« Reply #7 on: April 04, 2017, 03:22:55 PM »
I just installed my system last night. Before I ordered I chatted with sales.

My house has a main breaker box with 4 additional breaker spaces on the meter pole over 80' from the panel in my house. My wind turbine ties in at this box.

I simply used a circuit breaker finder from harbor freight found which leg the outlet I planned to connect the ECC to and connected the main (Net) MTU and Turbine (generation) MTU to a breaker on that circuit.

When I connected to the ECC it had already found the 2 MTU's, works flawlessly.

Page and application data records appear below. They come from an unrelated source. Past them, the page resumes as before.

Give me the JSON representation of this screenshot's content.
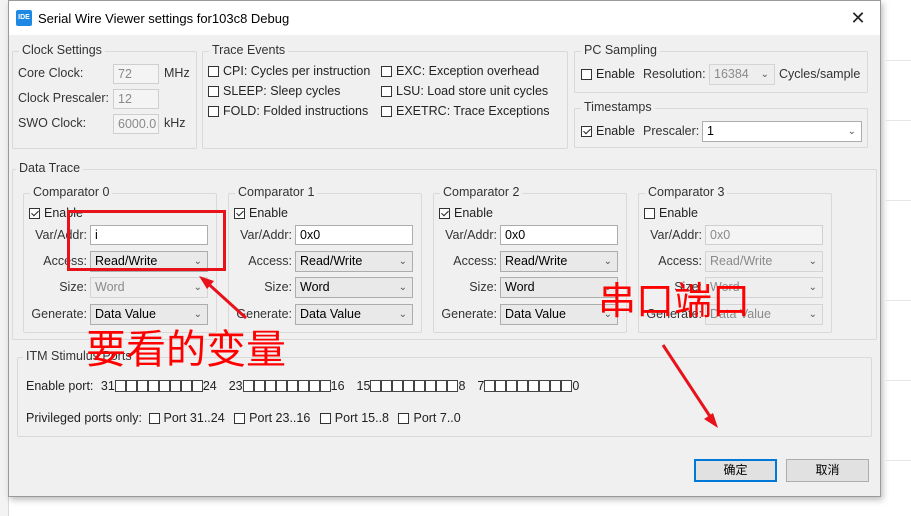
{
  "window": {
    "title": "Serial Wire Viewer settings for103c8 Debug",
    "icon": "IDE"
  },
  "clock": {
    "title": "Clock Settings",
    "core_label": "Core Clock:",
    "core_value": "72",
    "core_unit": "MHz",
    "prescaler_label": "Clock Prescaler:",
    "prescaler_value": "12",
    "swo_label": "SWO Clock:",
    "swo_value": "6000.0",
    "swo_unit": "kHz"
  },
  "trace": {
    "title": "Trace Events",
    "items": [
      {
        "label": "CPI: Cycles per instruction",
        "checked": false
      },
      {
        "label": "SLEEP: Sleep cycles",
        "checked": false
      },
      {
        "label": "FOLD: Folded instructions",
        "checked": false
      },
      {
        "label": "EXC: Exception overhead",
        "checked": false
      },
      {
        "label": "LSU: Load store unit cycles",
        "checked": false
      },
      {
        "label": "EXETRC: Trace Exceptions",
        "checked": false
      }
    ]
  },
  "pc_sampling": {
    "title": "PC Sampling",
    "enable_label": "Enable",
    "enabled": false,
    "resolution_label": "Resolution:",
    "resolution_value": "16384",
    "unit": "Cycles/sample"
  },
  "timestamps": {
    "title": "Timestamps",
    "enable_label": "Enable",
    "enabled": true,
    "prescaler_label": "Prescaler:",
    "prescaler_value": "1"
  },
  "data_trace": {
    "title": "Data Trace",
    "comparators": [
      {
        "title": "Comparator 0",
        "enable": "Enable",
        "enabled": true,
        "var_label": "Var/Addr:",
        "var_value": "i",
        "access_label": "Access:",
        "access_value": "Read/Write",
        "size_label": "Size:",
        "size_value": "Word",
        "generate_label": "Generate:",
        "generate_value": "Data Value"
      },
      {
        "title": "Comparator 1",
        "enable": "Enable",
        "enabled": true,
        "var_label": "Var/Addr:",
        "var_value": "0x0",
        "access_label": "Access:",
        "access_value": "Read/Write",
        "size_label": "Size:",
        "size_value": "Word",
        "generate_label": "Generate:",
        "generate_value": "Data Value"
      },
      {
        "title": "Comparator 2",
        "enable": "Enable",
        "enabled": true,
        "var_label": "Var/Addr:",
        "var_value": "0x0",
        "access_label": "Access:",
        "access_value": "Read/Write",
        "size_label": "Size:",
        "size_value": "Word",
        "generate_label": "Generate:",
        "generate_value": "Data Value"
      },
      {
        "title": "Comparator 3",
        "enable": "Enable",
        "enabled": false,
        "var_label": "Var/Addr:",
        "var_value": "0x0",
        "access_label": "Access:",
        "access_value": "Read/Write",
        "size_label": "Size:",
        "size_value": "Word",
        "generate_label": "Generate:",
        "generate_value": "Data Value"
      }
    ]
  },
  "itm": {
    "title": "ITM Stimulus Ports",
    "enable_label": "Enable port:",
    "groups": [
      {
        "start": "31",
        "end": "24"
      },
      {
        "start": "23",
        "end": "16"
      },
      {
        "start": "15",
        "end": "8"
      },
      {
        "start": "7",
        "end": "0"
      }
    ],
    "privileged_label": "Privileged ports only:",
    "privileged": [
      "Port 31..24",
      "Port 23..16",
      "Port 15..8",
      "Port 7..0"
    ]
  },
  "buttons": {
    "ok": "确定",
    "cancel": "取消"
  },
  "annotations": {
    "variable_note": "要看的变量",
    "serial_note": "串口端口",
    "color": "#ff0000"
  }
}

In the house I already know which leg the ECC is on, I asked if I could (before buying) connect a 3rd MTU with 2 Spyders to monitor certain circuits in the house in the future, the answer was absolutely that is exactly what the system is designed to do.

So eventually I will add the additional MTU and 2 Spyders this will allow me to monitor most (the heavy loads, dryer, washer, oven, waterheater, AC, furnace heat and blower, water well, fridge, etc) of the house.

T